W.E.B. Du Bois
On October 5, 1994, the University of Massachusetts Board of Trustees voted to name the main library at the Amherst campus in honor of W.E.B. Du Bois. Trustee Document T94-096 states: “As we march into the Twenty First Century we feel that it is time to go beyond the color line and appropriately name the Tower Library in honor of one of the finest heroes, not only of Massachusetts but of the world—William Edward Burghardt Du Bois.”
Briana Scurry was not only one of UMass' best soccer players ever, but the United States' as well. While at the University of Massachusetts, Scurry was named all-America in 1993 and was also the Adidas Goalkeeper of the Year. The Atlantic 10 recognized her as the conference's Player of the Year. In her UMass career, she had 37 shutouts and goals against average of 0.56. The shutout mark is second all-time and the GAA is fifth and she is second in career saves with 368.
Bromery at his desk
Randolph Wilson Bromery was an American educator and geologist, and a former chancellor of the University of Massachusetts Amherst (1971—79). He was the first Black chancellor of the university, and the second African American to lead a predominantly and historically white campus, after Clifton R. Wharton Jr. at Michigan State University.
In 1971, Seymour joined the University of Massachusetts Amherst’s Department of Communication Disorders. While at UMass she served as the director of Communication Disorders Clinic, was appointed chair of the department and was appointed dean of the Graduate School. In 2001, Seymour assumed the position of interim provost and senior vice chancellor for academic affairs; and in 2004 she was appointed provost. In 2009, Seymour retired from UMass to serve as provost of Simmons College in Boston.
Desmond Tutu at a podium speaking
In 1993, Nobel Peace Prize recipient Archibishop Desmond Tutu spoke to a sold out crowd at the Fine Arts Center as part of the Distinguished Visitors Program. Tutu's first stop on a 10-day national tour sold out well in advance of his appearance.
Edwin Driver lecturing at podium
Just 23 years old in the fall 1948, Edwin Douglas Driver was hired by the Sociology Department at the University of Massachusetts Amherst, becoming the first person of non-European descent to join the faculty and, along with Ruby Pernell of the University of Minnesota, one of the first two African Americans hired onto the faculty of a state flagship university in the twentieth century.

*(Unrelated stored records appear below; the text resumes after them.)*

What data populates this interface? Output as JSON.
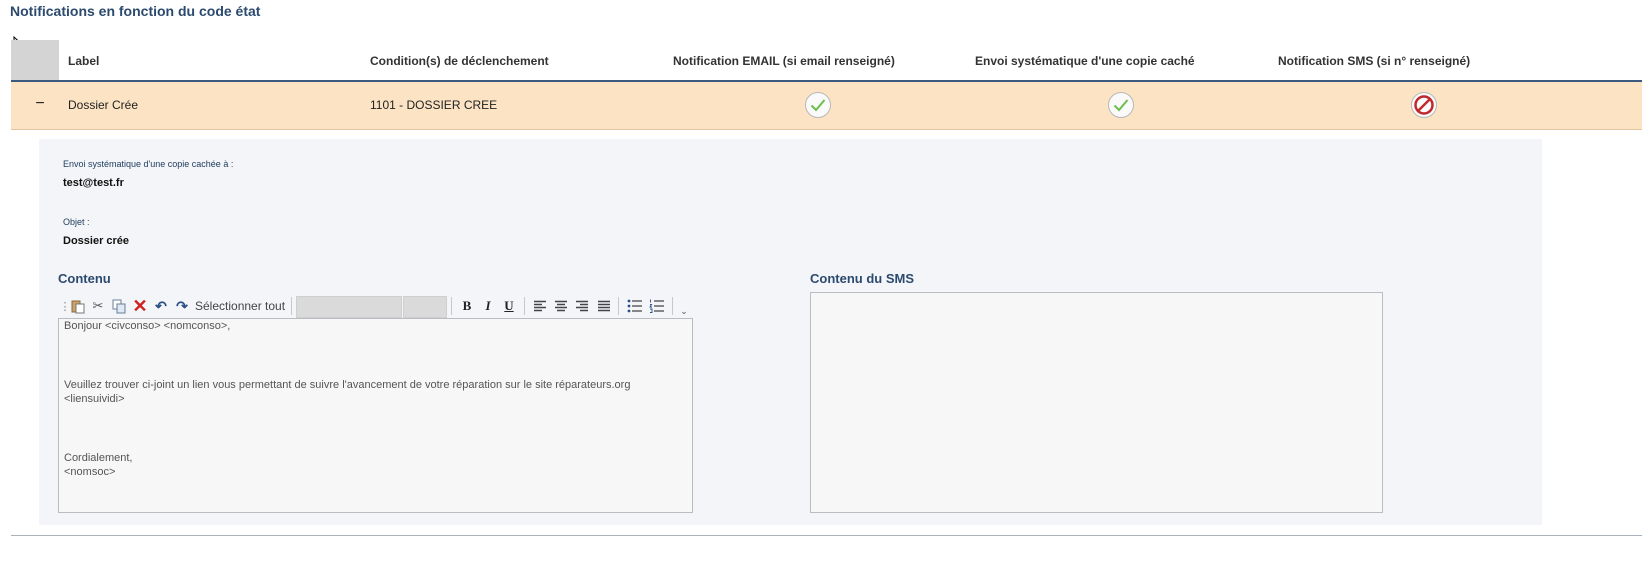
{
  "section_title": "Notifications en fonction du code état",
  "table": {
    "headers": {
      "label": "Label",
      "condition": "Condition(s) de déclenchement",
      "email": "Notification EMAIL (si email renseigné)",
      "bcc": "Envoi systématique d'une copie caché",
      "sms": "Notification SMS (si n° renseigné)"
    },
    "row": {
      "collapse_symbol": "−",
      "label": "Dossier Crée",
      "condition": "1101 - DOSSIER CREE",
      "email_status": "check-icon",
      "bcc_status": "check-icon",
      "sms_status": "forbidden-icon"
    }
  },
  "detail": {
    "bcc_label": "Envoi systématique d'une copie cachée à :",
    "bcc_value": "test@test.fr",
    "subject_label": "Objet :",
    "subject_value": "Dossier crée",
    "content_title": "Contenu",
    "sms_title": "Contenu du SMS",
    "toolbar": {
      "select_all": "Sélectionner tout"
    },
    "editor_lines": {
      "l1": "Bonjour <civconso> <nomconso>,",
      "l2": "Veuillez trouver ci-joint un lien vous permettant de suivre l'avancement de votre réparation sur le site réparateurs.org",
      "l3": "<liensuividi>",
      "l4": "Cordialement,",
      "l5": "<nomsoc>"
    }
  },
  "colors": {
    "accent": "#2c4a6e",
    "row_highlight": "#fbe3c4",
    "check": "#6bbf4a",
    "forbidden": "#c0282e"
  }
}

A pioneer in Afro-American Studies, in 1970 Ekwueme Michael Thelwell became the founding chairman of the W.E.B. Du Bois Department. The Jamaican-born writer, activist, educator, and intellectual received his early education at Jamaica College. He came to the United States in 1959 to attend Howard University and went on to do his graduate work at the University of Massachusetts Amherst.
Dr. Enobong (Anna) Branch, associate professor of sociology, was the first associate chancellor for equity and inclusion and chief diversity officer at UMass Amherst. She was appointed to this role in August 2017. Currently she is the senior vice president for equity at Rutgers University. 
Esther Terry at a podium

Esther Alexander Terry was a major contributor to the development of Black Studies; Esther Terry holds a B.A. from Bennett College in Greensboro, North Carolina, a M.A. from the University of North Carolina at Chapel Hill, and a Ph.D.

Fred Tillis in from the of Bromery Center of Fine Art
Frederick Tillis profoundly shaped the cultural and musical landscape at UMass Amherst, the Pioneer Valley and beyond. His more than 100 compositions include works for piano and voice, orchestra and chorus, along with chamber music and works in the African-American spiritual tradition. Tillis published 15 books of poetry.